A cowboy to the rescue?
The recent acquisition of Twitter by Elon Musk culminates an amazing sequence of events that bodes well for free speech. For “activist archaeologists”, Musk’s takeover offers the possibility of Twitter becoming a “go-to” public platform for archaeologists…
…who seek to disseminate new research findings on current events quickly so their research can be included in the public discourse. Granted, there is always a risk when presenting research not yet peer reviewed; however, as a means to stimulate public discourse to new ways of thinking, Twitter’s potential is enticing.
In his “tweets” leading up to his bid to take Twitter private, Musk shared that Twitter was the de facto town hall, but was undermining its status as such by censoring information through cryptic algorithms. With any censorship, the first question is who are the censors and the second is how do they decide what to censor? To Musk’s credit, he has promised to make Twitter’s algorithms open source.

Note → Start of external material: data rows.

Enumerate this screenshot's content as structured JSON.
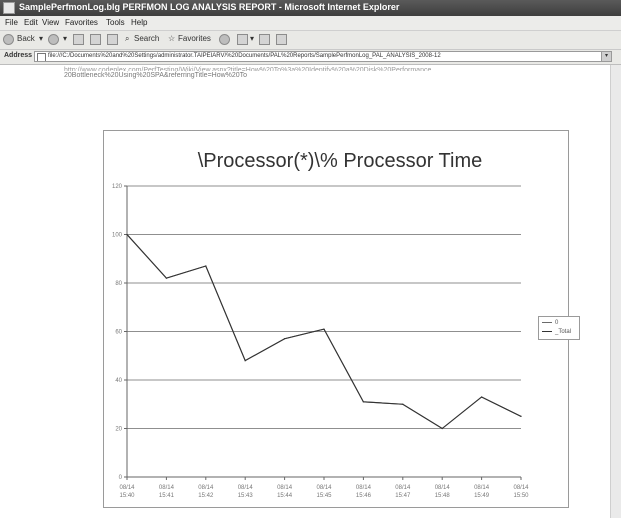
{
  "window": {
    "title": "SamplePerfmonLog.blg PERFMON LOG ANALYSIS REPORT - Microsoft Internet Explorer"
  },
  "menubar": {
    "items": [
      "File",
      "Edit",
      "View",
      "Favorites",
      "Tools",
      "Help"
    ]
  },
  "toolbar": {
    "back_label": "Back",
    "search_label": "Search",
    "favorites_label": "Favorites"
  },
  "addressbar": {
    "label": "Address",
    "value": "file:///C:/Documents%20and%20Settings/administrator.TAIPEIARV/%20Documents/PAL%20Reports/SamplePerfmonLog_PAL_ANALYSIS_2008-12"
  },
  "content": {
    "link_line1": "http://www.codeplex.com/PerfTesting/Wiki/View.aspx?title=How%20To%3a%20Identify%20a%20Disk%20Performance",
    "link_line2": "20Bottleneck%20Using%20SPA&referringTitle=How%20To"
  },
  "chart_data": {
    "type": "line",
    "title": "\\Processor(*)\\% Processor Time",
    "xlabel": "",
    "ylabel": "",
    "ylim": [
      0,
      120
    ],
    "yticks": [
      "0",
      "20",
      "40",
      "60",
      "80",
      "100",
      "120"
    ],
    "categories": [
      "08/14 15:40",
      "08/14 15:41",
      "08/14 15:42",
      "08/14 15:43",
      "08/14 15:44",
      "08/14 15:45",
      "08/14 15:46",
      "08/14 15:47",
      "08/14 15:48",
      "08/14 15:49",
      "08/14 15:50"
    ],
    "series": [
      {
        "name": "0",
        "values": [
          100,
          82,
          87,
          48,
          57,
          61,
          31,
          30,
          20,
          33,
          25
        ],
        "color": "#6a6a6a"
      },
      {
        "name": "_Total",
        "values": [
          100,
          82,
          87,
          48,
          57,
          61,
          31,
          30,
          20,
          33,
          25
        ],
        "color": "#333333"
      }
    ],
    "grid": true,
    "legend": "right"
  }
}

The path to a truly open platform respectful of free speech will not be easy. Deciding where to draw the line between free speech and inciting violence, for example, is a question that has been debated in America, at least, since the ratification of the Bill of Rights in 1791. Musk will be challenged. Nevertheless, an internet without undue and harmful censorship has just taken a step closer to becoming a reality. Hats off to Musk for trying.